All this intrigue, sexual or otherwise, just isn’t quite as visceral or as gripping as episodes 1 and 2, though, so it’s just as well that, when I begin to get restless, and in need of yet another one of those heart-in-my-boots action sequences, the show obliges. It’s obvious from the moment Shifty Rob pulls out of Julia’s St Matthews appearance that he’s setting Tahir up, and that something terrible is going to happen there. And so it does. Who’s dead? I don’t know. Who’s responsible? I have no idea. But I really want to find out. This third episode may not have been as good as the previous two, but the acting and the last ten minutes mean it’s the most exciting thing on the box right now. I’m hooked.

Public Service Announcement 32 of 2018: Vanity Fair

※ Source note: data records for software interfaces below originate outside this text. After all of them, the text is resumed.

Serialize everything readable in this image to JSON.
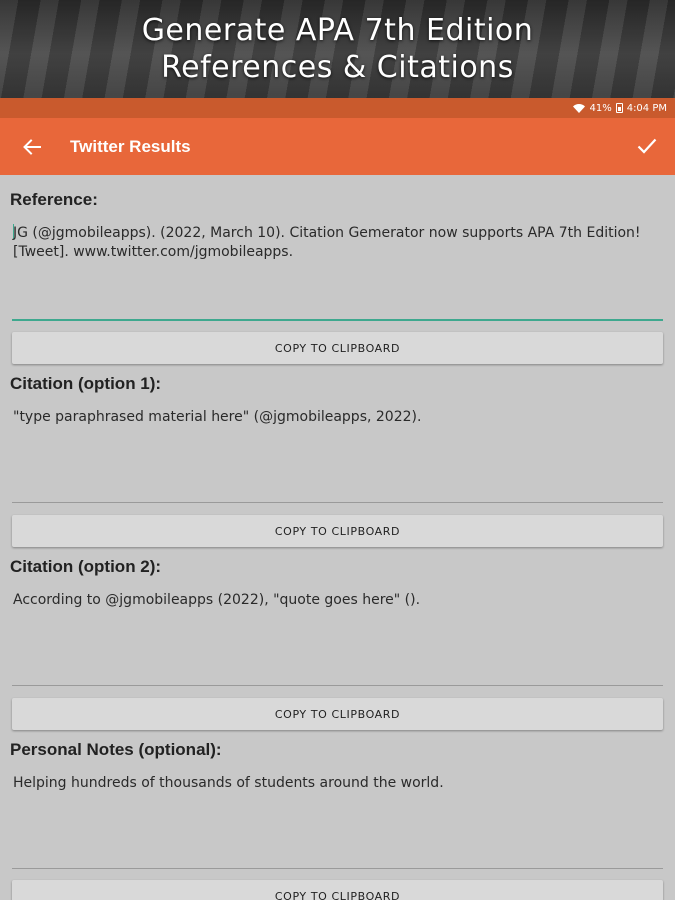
{
  "banner": {
    "line1": "Generate APA 7th Edition",
    "line2": "References & Citations"
  },
  "status_bar": {
    "battery": "41%",
    "time": "4:04 PM",
    "icons": [
      "wifi-icon",
      "battery-icon"
    ]
  },
  "app_bar": {
    "title": "Twitter Results",
    "back_icon": "arrow-left-icon",
    "confirm_icon": "checkmark-icon",
    "color": "#e8673a"
  },
  "sections": [
    {
      "heading": "Reference:",
      "text_line1": "JG (@jgmobileapps). (2022, March 10). Citation Gemerator now supports APA 7th Edition!",
      "text_line2": "[Tweet]. www.twitter.com/jgmobileapps.",
      "button": "COPY TO CLIPBOARD"
    },
    {
      "heading": "Citation (option 1):",
      "text": "\"type paraphrased material here\" (@jgmobileapps, 2022).",
      "button": "COPY TO CLIPBOARD"
    },
    {
      "heading": "Citation (option 2):",
      "text": "According to @jgmobileapps (2022), \"quote goes here\" ().",
      "button": "COPY TO CLIPBOARD"
    },
    {
      "heading": "Personal Notes (optional):",
      "text": "Helping hundreds of thousands of students around the world.",
      "button": "COPY TO CLIPBOARD"
    }
  ],
  "colors": {
    "accent": "#e8673a",
    "status_bar": "#c95a2d",
    "field_focus": "#3ea88e",
    "background": "#c8c8c8"
  }
}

On one view, a new adaptation of Thackeray’s classic Vanity Fair with its unapologetically ruthless female lead refusing to let class, poverty and gender get in the way of what she wants, sounds very timely – for a 19th-century novel, Becky Sharp is a very 21st-century anti-heroine. As far as I’m concerned, though, ITV1’s latest version (beginning tonight, Sunday, 9pm with episode 2 tomorrow) comes too late, for a couple of reasons. The first being wholly personal: I watched the BBC version with Natasha Little years ago, I made it two-thirds of the way through the book before I couldn’t take it any more, and I deliberately avoided the Mira Nair film on the basis that, although it looked very promising, I’d had enough of this particular story which I didn’t really like in the first place. In short, I really don’t need any more versions of Vanity Fair in my life. The second reason is a bit more practical: Bodyguard started last Sunday, so a large chunk of the available audience (including me) already has Richard Madden/Keeley Hawes-related plans for tonight’s 9pm slot, thanks.

Having said all that, though, Vanity Fair boasts an impressive cast including Suranne Jones, Simon Russell Beale and Michael Palin, with Olivia Cooke (who was excellent in Me, Earl and the Dying Girl) as the irrepressible Becky herself, and production company Mammoth‘s recent run of successes (including Poldark, Victoria and Parade’s End) shows they know their way around a period drama. So if you’re in the market for a lavishly-costumed social satire with a very sharp (sorry) edge, dive on in. This water’s got a lot of bite.